## Definition

Infinite tree automaton runs of over a $\Sigma$-labeled tree. There are many slightly different formulations of tree automaton. Here one of the formulation is described. An infinite tree automaton is a tuple $A = (\Sigma, D, Q, \delta, q_0, F )$ where,

• $\Sigma$ is an alphabet.
• $D\subset \mathbb{N}$ is a finite set. Each element of $D$ is an allowed degree in input tree.
• $Q$ is a finite set of states.
• $\delta: Q \times \Sigma \times D \rightarrow 2^{Q^*}$ is a transition relation that maps an automaton state $q \in Q$, an input letter $\sigma \in \Sigma$, and a degree $d \in D$ to a set of d-tuple of states.
• $q_0 \in Q$ is an initial state of automaton.
• $F \subseteq \Sigma^{\omega}$ is an accepting condition.

## Run

A run of tree automaton $A$ over a $\Sigma$-labeled tree $(T,V )$ is a $Q$-labeled tree $(T_r, r )$. Lets suppose that the tree automaton is at state $q$ and it has reached to a node t labeled with $\sigma \in \Sigma$ of input tree. $d(t)$ is degree of node t. Then, the automaton proceeds by selecting a tuple $(q_1,...,q_{d(t)})$ from set $\delta( q, \sigma, d(t))$ and splitting into $d(t)$ copies of itself. For each $0 < i \leq d(t)$, one copy enters into $q_i$ state and proceeds to the node $t.i$. This process produces a run over a tree.

Formally, a run $(T_r, r )$ on the input tree satisfy following two conditions:

1. $r(\epsilon) = q_0$
2. For every $t \in T_r$ with $r(t) = q$, there exists a $(q_1,...,q_{d(t)}) \in \delta(q,V(t),d(t))$ such that for every $0 < i \leq d(t)$, we have $t.i \in T_r$ and $r(t.i) = q_i$

## Acceptance condition

In a run $(T_r, r )$, an infinite path is labeled by a sequence of states. This sequence of states form an infinite word over states. If all these infinite words belong to accepting condition $F$, then the run is accepting. The interesting accepting conditions are Büchi, Rabin, Streett and Muller. If for an input $\Sigma$-labeled tree $(T,V )$ there exist an accepting run then the input tree is accepted by the automaton. The set of all the accepted $\Sigma$-labeled trees is called tree language $\mathcal{L}(A)$ which is recognized by tree automaton $A$.

## Remarks

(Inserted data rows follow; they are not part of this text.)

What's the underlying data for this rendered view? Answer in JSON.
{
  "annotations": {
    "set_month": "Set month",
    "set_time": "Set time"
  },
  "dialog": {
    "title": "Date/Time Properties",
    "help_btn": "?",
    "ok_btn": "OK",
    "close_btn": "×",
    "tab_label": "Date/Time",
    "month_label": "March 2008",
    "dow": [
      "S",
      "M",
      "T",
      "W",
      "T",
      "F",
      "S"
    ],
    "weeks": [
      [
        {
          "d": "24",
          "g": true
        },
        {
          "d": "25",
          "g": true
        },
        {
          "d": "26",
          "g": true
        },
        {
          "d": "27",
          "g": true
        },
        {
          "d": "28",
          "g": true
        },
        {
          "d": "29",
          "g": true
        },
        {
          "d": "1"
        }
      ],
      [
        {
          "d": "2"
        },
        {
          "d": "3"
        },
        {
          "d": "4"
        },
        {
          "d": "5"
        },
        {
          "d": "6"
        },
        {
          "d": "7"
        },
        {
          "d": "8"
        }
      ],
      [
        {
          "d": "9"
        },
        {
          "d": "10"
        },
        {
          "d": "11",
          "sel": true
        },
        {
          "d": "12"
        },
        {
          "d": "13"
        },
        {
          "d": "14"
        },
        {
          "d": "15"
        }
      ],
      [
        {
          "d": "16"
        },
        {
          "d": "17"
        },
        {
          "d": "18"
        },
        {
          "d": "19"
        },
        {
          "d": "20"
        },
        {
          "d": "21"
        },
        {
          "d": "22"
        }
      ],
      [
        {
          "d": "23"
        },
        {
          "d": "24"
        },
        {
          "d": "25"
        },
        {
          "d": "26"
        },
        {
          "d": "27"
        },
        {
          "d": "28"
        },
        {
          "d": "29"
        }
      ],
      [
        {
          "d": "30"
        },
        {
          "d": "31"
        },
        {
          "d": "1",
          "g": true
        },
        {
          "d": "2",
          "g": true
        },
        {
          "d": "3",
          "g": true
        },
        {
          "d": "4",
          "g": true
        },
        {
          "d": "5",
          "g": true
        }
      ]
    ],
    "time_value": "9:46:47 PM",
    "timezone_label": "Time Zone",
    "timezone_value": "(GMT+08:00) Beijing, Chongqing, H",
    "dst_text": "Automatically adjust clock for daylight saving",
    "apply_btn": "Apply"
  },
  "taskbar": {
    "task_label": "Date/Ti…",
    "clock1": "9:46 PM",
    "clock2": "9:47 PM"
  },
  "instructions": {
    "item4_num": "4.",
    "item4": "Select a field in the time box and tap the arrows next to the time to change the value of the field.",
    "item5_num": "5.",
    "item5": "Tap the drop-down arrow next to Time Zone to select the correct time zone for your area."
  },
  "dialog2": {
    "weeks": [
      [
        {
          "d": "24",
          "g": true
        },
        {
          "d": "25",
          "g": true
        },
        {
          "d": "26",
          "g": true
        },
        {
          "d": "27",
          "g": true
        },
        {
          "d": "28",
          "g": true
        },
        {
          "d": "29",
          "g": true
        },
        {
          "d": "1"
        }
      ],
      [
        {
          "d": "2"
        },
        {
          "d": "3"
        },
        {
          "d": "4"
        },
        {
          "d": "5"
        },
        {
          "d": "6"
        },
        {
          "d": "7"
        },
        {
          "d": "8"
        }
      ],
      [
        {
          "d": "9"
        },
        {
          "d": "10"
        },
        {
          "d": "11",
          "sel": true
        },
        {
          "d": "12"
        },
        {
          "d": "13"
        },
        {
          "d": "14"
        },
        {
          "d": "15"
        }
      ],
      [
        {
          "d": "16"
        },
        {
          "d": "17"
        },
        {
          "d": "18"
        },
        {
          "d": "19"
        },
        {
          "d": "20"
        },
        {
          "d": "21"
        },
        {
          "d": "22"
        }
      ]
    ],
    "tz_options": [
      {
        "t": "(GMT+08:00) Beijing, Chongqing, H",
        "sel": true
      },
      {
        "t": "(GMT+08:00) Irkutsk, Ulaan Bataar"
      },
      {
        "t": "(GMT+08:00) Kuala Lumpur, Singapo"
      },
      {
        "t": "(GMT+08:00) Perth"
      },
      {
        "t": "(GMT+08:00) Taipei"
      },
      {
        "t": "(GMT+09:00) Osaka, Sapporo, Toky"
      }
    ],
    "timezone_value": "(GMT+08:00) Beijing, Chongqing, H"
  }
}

The set D may seem unusual to some people. Some times D is omitted from the definition when it is a singleton set that means input tree has fixed branching at each node. For example, if D = {2} then the input tree has to be a full binary tree.

Infinite tree automaton is deterministic if for some $q \in Q$, $\sigma \in \Sigma$, and $d \in D$ transition relation $\delta( q, \sigma, d)$ has exactly one element. Otherwise the automaton is non-deterministic.

## Accepting tree languages

Muller, parity, Rabin, and Streett accepting conditions in an infinite tree automaton recognize the same tree languages.

But, Büchi accepting condition is strictly weaker than other accepting conditions, i.e., there exists a tree language which can be recognized by Muller accepting condition in infinite tree automata but can't be recognized by any Büchi accepting condition in some infinite tree automaton.[2]

Tree languages which are recognized by Muller accepting conditions are closed under union, intersection, projection and complementation.

## Reference list

1. ^ Rabin, M. O.: Decidability of second order theories and automata on infinite trees,Transactions of the American Mathematical Society, vol. 141, pp. 1–35, 1969.
2. ^ Rabin, M. O.: Weakly definable relations and special automata,Mathematical logic and foundation of set theory, pp. 1–23, 1970.